WHAT NEEDS TO BE DONE: Search each line below for "power", then return the lines where it appears.

*** RECORDS FOR THE TASK ***

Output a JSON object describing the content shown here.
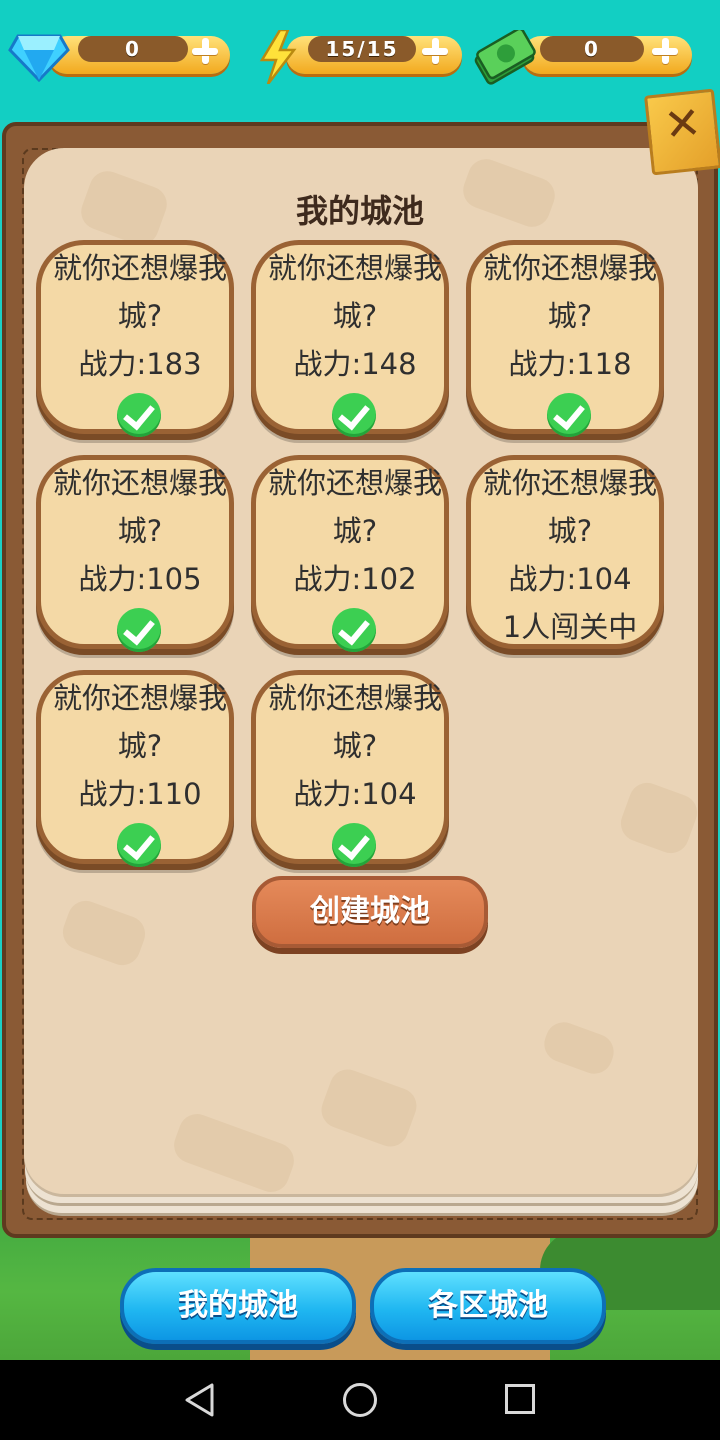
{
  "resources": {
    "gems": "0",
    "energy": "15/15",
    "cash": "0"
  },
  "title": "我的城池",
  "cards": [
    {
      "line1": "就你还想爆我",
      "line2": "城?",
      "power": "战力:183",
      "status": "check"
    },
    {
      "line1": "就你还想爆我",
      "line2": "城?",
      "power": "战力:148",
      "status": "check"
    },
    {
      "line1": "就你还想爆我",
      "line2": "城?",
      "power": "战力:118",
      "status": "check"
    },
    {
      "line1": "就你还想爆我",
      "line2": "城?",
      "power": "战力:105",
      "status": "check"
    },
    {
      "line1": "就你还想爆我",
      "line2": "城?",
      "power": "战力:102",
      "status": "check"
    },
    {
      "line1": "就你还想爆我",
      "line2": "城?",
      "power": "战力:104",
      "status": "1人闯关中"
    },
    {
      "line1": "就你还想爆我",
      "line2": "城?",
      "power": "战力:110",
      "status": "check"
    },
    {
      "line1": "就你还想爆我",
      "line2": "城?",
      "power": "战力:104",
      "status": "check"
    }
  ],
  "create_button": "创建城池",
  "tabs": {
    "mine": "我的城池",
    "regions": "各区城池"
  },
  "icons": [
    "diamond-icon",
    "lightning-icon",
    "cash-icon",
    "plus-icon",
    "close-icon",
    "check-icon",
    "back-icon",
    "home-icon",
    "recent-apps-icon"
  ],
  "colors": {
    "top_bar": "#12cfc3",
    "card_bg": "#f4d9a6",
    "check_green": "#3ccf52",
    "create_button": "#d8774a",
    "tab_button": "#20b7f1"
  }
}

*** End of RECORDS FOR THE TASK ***
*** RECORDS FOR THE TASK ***

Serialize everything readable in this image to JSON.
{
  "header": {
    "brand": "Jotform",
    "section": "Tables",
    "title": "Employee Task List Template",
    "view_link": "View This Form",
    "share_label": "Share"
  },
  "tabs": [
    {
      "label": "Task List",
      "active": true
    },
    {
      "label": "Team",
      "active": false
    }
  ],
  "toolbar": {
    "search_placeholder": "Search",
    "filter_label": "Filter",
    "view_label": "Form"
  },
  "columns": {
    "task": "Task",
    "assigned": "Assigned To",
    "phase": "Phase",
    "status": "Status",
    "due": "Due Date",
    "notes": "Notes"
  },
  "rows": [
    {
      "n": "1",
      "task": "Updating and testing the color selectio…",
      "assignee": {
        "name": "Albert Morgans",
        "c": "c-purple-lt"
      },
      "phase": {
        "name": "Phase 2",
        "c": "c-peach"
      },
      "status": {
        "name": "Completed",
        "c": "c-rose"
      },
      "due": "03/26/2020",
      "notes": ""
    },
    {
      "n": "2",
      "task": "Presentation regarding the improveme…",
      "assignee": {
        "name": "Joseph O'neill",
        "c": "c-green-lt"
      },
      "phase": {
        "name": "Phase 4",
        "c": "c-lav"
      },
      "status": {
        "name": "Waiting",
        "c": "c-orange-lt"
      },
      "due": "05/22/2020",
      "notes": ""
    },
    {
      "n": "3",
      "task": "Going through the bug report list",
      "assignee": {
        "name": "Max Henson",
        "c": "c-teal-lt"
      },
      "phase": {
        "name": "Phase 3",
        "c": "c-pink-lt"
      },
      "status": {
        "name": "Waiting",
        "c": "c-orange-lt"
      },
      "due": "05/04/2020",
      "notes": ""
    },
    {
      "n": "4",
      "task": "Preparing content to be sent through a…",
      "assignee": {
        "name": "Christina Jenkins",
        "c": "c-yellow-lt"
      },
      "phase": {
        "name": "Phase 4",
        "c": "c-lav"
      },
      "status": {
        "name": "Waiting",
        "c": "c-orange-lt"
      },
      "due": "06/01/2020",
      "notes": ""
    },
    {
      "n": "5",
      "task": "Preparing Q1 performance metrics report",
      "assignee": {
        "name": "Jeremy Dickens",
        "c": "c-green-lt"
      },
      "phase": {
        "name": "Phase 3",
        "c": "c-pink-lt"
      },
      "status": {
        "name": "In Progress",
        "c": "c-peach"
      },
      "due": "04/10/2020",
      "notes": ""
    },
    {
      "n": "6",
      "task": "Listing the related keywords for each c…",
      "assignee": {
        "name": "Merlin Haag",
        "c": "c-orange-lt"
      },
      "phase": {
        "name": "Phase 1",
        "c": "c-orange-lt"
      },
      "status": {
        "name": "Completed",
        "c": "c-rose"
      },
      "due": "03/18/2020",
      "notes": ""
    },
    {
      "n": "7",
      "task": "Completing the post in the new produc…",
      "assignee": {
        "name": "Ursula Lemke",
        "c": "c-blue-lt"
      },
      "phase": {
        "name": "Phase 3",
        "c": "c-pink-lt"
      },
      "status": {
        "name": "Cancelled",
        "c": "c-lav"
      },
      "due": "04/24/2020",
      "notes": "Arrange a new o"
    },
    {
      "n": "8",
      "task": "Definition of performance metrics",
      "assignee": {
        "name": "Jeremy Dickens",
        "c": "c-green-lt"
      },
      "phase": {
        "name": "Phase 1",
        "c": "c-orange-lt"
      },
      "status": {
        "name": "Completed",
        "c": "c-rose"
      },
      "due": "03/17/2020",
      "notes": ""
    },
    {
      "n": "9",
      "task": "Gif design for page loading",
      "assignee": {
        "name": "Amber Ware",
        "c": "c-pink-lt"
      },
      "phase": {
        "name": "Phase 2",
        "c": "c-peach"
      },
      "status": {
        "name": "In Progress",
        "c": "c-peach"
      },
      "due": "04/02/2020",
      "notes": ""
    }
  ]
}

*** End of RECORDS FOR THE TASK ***

ANSWER BOX:
      "power": "战力:183",
      "power": "战力:148",
      "power": "战力:118",
      "power": "战力:105",
      "power": "战力:102",
      "power": "战力:104",
      "power": "战力:110",
      "power": "战力:104",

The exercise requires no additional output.